[Data about app and page elements]
********************
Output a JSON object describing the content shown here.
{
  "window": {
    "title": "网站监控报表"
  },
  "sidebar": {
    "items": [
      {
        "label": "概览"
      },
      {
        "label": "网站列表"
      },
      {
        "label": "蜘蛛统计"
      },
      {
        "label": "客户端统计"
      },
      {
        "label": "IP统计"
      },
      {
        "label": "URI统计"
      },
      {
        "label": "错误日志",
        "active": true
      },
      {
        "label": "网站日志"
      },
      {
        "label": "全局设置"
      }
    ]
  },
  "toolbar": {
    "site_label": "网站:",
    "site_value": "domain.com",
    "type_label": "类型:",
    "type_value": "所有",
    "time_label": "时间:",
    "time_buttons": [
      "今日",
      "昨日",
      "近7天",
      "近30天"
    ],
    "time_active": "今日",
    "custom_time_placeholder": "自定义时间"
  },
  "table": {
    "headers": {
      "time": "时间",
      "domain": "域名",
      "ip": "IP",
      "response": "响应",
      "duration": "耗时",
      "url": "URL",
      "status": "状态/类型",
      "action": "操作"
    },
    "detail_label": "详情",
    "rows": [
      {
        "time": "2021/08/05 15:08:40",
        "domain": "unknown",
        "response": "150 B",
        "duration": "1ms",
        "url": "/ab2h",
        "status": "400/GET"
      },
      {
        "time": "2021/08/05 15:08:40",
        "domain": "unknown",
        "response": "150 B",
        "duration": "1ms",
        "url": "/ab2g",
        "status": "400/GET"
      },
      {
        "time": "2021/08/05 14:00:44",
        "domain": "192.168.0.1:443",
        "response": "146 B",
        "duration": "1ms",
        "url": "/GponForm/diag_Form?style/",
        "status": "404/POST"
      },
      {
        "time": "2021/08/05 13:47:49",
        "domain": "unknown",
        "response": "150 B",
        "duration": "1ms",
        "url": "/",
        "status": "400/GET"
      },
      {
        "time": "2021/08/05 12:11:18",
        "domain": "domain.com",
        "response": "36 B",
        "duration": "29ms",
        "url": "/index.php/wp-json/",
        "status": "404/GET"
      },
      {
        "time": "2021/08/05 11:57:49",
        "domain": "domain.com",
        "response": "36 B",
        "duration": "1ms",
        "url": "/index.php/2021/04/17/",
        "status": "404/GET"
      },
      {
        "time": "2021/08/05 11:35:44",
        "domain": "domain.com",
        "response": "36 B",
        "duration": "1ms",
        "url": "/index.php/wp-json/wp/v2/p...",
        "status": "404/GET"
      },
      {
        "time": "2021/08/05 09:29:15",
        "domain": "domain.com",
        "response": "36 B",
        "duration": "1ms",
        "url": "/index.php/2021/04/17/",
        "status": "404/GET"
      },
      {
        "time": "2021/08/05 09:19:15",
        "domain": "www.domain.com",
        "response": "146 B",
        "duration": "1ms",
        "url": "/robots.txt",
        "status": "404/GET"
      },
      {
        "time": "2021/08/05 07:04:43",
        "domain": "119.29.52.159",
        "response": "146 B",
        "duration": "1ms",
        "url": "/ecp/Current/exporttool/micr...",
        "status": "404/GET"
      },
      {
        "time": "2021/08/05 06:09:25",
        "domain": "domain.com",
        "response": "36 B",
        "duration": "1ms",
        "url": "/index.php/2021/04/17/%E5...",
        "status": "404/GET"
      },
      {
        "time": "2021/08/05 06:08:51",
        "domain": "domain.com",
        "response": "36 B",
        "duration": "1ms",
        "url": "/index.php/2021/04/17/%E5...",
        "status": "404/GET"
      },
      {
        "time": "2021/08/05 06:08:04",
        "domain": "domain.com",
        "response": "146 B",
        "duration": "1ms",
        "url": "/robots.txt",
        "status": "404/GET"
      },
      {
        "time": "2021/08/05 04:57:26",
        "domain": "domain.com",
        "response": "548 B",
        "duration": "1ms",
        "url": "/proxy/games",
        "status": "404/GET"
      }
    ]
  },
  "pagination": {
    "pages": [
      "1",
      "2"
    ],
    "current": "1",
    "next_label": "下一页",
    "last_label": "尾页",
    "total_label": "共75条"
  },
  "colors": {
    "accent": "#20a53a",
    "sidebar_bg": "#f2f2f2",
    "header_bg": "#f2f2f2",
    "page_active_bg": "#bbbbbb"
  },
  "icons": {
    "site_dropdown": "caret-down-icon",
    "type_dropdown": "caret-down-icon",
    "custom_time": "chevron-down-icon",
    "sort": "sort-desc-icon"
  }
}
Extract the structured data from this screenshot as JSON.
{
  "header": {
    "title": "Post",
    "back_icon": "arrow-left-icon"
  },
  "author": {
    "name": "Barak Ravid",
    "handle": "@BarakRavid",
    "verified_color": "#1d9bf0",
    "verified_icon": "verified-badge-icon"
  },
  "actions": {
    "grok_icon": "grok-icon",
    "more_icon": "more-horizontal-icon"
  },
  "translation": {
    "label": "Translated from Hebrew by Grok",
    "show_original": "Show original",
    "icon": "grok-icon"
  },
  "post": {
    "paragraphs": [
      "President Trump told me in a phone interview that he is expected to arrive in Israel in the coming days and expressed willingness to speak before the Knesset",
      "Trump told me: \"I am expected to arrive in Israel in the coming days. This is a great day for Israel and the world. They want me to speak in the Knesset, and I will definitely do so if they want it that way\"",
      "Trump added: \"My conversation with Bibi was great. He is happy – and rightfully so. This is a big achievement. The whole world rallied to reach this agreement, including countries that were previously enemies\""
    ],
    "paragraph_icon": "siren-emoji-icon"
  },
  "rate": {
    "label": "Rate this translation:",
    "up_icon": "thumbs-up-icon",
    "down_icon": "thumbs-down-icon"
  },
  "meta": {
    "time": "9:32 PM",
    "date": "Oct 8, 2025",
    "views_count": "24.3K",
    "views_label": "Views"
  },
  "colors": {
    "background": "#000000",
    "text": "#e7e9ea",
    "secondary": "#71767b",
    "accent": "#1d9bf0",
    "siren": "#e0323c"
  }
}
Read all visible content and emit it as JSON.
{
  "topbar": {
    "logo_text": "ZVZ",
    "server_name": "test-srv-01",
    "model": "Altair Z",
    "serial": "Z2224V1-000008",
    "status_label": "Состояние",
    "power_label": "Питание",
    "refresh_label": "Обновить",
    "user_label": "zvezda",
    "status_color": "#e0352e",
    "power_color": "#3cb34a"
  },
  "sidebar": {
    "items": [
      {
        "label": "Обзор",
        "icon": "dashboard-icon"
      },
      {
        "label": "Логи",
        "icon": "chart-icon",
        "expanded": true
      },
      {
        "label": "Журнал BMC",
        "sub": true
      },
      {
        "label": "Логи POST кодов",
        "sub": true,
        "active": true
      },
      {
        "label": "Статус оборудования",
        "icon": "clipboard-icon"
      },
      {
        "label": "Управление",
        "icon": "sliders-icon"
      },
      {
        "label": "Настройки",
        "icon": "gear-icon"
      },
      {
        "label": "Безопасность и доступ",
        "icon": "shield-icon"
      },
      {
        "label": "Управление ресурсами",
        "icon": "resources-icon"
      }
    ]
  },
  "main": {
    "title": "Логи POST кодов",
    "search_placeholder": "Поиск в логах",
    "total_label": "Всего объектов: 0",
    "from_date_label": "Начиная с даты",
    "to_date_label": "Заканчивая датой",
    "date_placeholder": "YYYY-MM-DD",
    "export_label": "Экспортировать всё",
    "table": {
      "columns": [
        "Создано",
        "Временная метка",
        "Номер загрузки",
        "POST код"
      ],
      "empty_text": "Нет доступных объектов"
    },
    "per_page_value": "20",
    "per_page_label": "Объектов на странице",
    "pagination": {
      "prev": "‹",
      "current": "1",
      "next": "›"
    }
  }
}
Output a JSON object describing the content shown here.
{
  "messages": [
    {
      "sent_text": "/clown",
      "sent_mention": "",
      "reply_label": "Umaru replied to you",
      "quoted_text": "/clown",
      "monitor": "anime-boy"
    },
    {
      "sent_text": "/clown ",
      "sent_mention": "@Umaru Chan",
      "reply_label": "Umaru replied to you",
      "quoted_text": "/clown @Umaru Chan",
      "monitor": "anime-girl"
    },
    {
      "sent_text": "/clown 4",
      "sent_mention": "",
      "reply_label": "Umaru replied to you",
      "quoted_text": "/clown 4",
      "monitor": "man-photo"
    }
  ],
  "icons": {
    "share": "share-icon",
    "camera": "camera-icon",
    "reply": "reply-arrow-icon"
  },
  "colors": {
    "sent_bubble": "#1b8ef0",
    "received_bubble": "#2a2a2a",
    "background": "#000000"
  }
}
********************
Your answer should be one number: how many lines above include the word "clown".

> RESPONSE:
6